BEGIN SUPPLIED MATERIAL
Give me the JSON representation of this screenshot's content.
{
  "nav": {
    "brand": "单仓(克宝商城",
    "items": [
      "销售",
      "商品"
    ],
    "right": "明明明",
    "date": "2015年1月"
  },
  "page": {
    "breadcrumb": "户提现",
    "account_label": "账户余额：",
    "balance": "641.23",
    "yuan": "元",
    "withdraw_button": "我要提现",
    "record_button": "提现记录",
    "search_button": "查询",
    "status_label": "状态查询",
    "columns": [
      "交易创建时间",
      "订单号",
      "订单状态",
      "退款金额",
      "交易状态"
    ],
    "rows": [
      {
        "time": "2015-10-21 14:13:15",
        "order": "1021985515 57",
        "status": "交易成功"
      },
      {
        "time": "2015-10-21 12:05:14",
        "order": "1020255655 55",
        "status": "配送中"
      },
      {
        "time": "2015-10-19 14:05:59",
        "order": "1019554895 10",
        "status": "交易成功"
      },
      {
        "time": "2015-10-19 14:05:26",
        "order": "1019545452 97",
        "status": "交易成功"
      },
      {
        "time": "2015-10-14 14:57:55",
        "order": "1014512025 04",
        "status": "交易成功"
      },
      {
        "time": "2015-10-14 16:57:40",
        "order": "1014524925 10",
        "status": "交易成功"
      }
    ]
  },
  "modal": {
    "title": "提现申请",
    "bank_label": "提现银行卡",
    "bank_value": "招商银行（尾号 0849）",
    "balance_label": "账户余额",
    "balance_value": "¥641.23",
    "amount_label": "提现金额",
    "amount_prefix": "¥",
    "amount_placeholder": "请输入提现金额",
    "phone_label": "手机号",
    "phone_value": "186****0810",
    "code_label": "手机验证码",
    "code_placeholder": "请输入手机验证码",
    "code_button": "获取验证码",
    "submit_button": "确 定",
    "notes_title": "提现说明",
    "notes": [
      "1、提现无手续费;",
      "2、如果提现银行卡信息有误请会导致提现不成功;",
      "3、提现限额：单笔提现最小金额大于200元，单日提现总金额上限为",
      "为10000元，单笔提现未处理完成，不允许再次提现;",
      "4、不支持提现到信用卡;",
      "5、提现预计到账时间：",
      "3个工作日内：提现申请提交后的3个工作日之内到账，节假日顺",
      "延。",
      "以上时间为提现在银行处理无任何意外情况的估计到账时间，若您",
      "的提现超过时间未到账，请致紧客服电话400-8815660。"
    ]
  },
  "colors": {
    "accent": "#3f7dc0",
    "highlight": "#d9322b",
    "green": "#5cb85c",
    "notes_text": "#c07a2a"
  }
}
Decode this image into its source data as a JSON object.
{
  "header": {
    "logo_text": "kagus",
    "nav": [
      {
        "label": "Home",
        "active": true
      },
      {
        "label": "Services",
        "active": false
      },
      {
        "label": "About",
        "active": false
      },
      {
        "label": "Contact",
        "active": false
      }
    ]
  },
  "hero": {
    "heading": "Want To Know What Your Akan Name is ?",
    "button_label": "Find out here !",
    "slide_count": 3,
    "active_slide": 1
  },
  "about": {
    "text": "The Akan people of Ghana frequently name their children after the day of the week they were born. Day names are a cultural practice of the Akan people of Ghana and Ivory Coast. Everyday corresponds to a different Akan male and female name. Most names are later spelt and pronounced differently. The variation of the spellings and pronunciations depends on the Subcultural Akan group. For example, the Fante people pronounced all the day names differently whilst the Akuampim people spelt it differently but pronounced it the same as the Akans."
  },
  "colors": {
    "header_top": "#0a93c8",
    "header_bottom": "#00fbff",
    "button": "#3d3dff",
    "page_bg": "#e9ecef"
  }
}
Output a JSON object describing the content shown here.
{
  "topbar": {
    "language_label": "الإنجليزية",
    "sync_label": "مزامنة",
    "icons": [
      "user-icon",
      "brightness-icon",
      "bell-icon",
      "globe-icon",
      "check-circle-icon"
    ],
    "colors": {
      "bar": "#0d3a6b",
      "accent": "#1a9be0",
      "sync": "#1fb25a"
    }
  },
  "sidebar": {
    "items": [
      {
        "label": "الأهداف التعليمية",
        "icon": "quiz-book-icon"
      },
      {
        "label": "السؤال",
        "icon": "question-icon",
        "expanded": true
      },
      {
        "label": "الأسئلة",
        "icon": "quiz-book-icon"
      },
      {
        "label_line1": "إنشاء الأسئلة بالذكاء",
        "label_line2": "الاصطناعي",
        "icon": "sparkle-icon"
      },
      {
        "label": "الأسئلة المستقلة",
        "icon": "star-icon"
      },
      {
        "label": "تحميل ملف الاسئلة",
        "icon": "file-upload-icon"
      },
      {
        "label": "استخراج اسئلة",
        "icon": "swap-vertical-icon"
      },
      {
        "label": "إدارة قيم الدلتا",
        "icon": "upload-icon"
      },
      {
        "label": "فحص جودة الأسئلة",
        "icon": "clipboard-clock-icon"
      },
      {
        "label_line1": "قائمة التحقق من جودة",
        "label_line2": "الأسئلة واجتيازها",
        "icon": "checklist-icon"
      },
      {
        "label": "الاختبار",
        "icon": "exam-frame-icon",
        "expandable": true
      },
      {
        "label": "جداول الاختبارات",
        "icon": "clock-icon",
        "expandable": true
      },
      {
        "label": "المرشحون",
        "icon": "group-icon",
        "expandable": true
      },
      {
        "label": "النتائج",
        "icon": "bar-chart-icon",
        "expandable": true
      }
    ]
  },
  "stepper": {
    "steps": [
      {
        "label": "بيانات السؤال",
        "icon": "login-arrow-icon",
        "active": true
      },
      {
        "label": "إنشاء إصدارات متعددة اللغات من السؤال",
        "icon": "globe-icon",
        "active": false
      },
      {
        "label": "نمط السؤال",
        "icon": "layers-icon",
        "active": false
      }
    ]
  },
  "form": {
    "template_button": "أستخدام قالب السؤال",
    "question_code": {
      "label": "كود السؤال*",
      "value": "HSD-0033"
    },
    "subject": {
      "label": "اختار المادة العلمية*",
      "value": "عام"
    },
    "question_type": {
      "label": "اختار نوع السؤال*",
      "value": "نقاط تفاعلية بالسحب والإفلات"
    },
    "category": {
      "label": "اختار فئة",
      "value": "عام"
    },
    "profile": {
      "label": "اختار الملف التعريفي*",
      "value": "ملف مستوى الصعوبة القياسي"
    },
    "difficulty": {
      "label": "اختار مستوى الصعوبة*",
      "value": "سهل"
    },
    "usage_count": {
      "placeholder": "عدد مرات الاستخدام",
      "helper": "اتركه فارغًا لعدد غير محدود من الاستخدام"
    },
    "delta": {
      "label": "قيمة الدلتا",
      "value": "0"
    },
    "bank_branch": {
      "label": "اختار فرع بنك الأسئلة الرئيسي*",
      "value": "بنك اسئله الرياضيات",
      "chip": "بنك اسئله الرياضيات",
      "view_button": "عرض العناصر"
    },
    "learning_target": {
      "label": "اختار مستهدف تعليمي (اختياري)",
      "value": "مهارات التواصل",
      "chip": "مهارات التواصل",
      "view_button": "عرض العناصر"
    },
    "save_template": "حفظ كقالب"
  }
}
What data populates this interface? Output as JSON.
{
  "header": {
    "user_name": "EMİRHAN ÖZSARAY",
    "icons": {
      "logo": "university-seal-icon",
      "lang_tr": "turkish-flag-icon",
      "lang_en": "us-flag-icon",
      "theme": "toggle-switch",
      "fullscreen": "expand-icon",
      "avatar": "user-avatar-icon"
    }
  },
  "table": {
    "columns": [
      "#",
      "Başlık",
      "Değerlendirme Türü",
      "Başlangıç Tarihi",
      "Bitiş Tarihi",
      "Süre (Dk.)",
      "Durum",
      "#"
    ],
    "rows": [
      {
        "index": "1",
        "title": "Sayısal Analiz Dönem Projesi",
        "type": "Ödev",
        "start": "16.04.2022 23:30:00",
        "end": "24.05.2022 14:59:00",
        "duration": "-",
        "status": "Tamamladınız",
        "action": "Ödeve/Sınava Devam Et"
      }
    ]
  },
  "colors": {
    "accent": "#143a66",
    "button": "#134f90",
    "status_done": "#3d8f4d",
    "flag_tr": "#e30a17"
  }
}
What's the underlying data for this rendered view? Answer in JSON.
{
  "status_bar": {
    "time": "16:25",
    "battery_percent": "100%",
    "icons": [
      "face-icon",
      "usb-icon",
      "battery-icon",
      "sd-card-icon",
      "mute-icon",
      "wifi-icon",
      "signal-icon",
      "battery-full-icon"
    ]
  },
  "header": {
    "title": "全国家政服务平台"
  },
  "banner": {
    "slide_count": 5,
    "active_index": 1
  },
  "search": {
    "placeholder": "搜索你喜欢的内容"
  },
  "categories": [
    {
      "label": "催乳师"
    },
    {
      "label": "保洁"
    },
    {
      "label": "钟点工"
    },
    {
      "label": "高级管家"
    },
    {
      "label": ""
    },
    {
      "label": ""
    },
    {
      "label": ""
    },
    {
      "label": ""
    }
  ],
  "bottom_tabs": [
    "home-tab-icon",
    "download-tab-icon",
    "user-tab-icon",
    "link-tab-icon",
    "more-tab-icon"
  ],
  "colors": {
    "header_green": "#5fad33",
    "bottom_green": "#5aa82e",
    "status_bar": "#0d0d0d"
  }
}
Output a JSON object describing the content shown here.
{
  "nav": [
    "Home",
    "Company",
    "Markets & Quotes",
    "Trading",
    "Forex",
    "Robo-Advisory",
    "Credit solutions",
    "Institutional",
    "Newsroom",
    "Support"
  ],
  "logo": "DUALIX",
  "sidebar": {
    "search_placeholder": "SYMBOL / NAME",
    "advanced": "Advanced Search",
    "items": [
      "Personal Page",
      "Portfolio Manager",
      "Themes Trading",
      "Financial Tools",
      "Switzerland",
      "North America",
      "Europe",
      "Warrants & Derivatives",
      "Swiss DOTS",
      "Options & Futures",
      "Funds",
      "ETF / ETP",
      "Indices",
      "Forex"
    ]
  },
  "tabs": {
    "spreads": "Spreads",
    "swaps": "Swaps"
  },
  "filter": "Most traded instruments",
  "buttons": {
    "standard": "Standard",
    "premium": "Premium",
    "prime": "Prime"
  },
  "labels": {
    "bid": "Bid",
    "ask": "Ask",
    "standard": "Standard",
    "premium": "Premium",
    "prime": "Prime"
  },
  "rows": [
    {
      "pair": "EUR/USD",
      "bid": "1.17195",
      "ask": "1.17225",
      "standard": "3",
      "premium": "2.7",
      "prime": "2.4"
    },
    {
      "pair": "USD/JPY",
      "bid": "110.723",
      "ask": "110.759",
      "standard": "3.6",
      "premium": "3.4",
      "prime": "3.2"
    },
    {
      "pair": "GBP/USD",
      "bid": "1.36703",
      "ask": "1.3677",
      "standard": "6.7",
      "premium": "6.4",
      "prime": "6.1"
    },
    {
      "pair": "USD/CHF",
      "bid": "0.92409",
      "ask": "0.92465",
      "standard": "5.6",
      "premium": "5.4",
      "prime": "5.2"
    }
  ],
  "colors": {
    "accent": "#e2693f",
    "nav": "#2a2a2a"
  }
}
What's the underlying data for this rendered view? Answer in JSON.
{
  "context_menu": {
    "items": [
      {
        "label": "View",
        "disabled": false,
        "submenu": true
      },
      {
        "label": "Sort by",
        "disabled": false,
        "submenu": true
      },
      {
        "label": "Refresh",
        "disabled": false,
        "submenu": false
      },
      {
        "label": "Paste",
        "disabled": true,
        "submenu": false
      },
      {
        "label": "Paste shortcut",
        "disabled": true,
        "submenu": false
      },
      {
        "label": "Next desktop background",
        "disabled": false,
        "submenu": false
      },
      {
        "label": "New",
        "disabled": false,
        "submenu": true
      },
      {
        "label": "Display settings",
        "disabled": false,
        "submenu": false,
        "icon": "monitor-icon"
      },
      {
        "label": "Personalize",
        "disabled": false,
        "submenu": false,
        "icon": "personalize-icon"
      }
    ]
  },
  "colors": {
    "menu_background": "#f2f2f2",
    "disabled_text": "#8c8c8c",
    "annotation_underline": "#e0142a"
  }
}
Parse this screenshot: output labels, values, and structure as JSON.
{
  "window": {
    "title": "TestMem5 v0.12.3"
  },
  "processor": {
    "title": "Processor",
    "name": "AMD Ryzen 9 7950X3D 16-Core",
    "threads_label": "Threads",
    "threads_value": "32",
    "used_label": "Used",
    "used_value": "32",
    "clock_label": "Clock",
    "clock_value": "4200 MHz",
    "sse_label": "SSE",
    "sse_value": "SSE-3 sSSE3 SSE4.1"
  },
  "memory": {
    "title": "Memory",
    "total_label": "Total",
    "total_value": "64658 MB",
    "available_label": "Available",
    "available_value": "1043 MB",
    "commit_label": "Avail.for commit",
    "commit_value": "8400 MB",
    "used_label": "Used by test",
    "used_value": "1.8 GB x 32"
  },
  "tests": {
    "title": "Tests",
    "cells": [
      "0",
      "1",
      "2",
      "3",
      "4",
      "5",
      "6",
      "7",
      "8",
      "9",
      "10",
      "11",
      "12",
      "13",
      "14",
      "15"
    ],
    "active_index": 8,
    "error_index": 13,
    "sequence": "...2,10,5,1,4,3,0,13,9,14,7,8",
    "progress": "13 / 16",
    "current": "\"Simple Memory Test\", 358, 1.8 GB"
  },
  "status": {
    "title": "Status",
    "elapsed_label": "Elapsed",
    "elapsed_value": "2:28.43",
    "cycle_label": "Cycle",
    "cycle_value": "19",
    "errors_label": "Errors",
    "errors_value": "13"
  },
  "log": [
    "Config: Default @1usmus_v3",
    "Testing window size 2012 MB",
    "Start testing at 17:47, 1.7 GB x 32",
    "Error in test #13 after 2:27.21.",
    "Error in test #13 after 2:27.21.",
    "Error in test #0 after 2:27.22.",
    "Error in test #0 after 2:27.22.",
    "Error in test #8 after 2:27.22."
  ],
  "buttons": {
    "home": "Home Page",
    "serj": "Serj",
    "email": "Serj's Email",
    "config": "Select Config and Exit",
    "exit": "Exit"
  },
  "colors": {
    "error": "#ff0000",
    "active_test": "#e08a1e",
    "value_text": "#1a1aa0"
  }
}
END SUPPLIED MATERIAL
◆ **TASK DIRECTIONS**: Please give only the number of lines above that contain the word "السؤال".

◆ **RESPONSE BELOW**: 7